As the human characters of these texts become spiritually attuned to human/nonhuman interconnectedness, and the limits of anthropocentric thought, they transcend the corporeal. In The Great God Pan this transcendence manifests as a string of suicides and a dissolving of traditional human anatomy; in The Man Whom the Trees Loved, a surrendering to hybridising with the nonhuman; and in Annihilation, a becoming one with landscape. Each of these transcendences is destructive, often involving physical death, yet are positioned as an understanding of a greater truth. This paper draws from this consideration that within ecoWeird fiction, the human body is presented as equally limiting as an anthropocentric mind. As one is abandoned, the other must be abandoned with it.
Employing Morton’s dark ecological theory alongside primary source material, this paper endeavours to highlight the frequent correlation within the Weird between transcending anthropocentrism and transcending the corporeal. In doing so, it hopes to further reframe the Weird tale from the cosmic to the natural.
About the speaker
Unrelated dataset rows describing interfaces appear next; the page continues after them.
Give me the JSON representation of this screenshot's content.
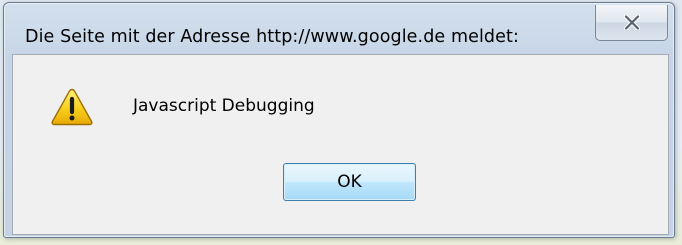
{
  "dialog": {
    "title": "Die Seite mit der Adresse http://www.google.de meldet:",
    "message": "Javascript Debugging",
    "ok_label": "OK",
    "close_icon": "close-icon",
    "warning_icon": "warning-icon"
  },
  "colors": {
    "client_background": "#f0f0f0",
    "frame": "#c6d5e6",
    "warning_yellow": "#f5c518",
    "ok_button_border": "#3c7fb1"
  }
}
Michael Wheatley is an MA student in Creative Writing at Royal Holloway, University of London. His PhD, ‘EcoWeird: An Ecocritical Re-evaluation of Weird Fiction’, will reconsider the Weird as an ecological mode. His debut collection of short stories, The Writers’ Block, is published by Black Pear Press.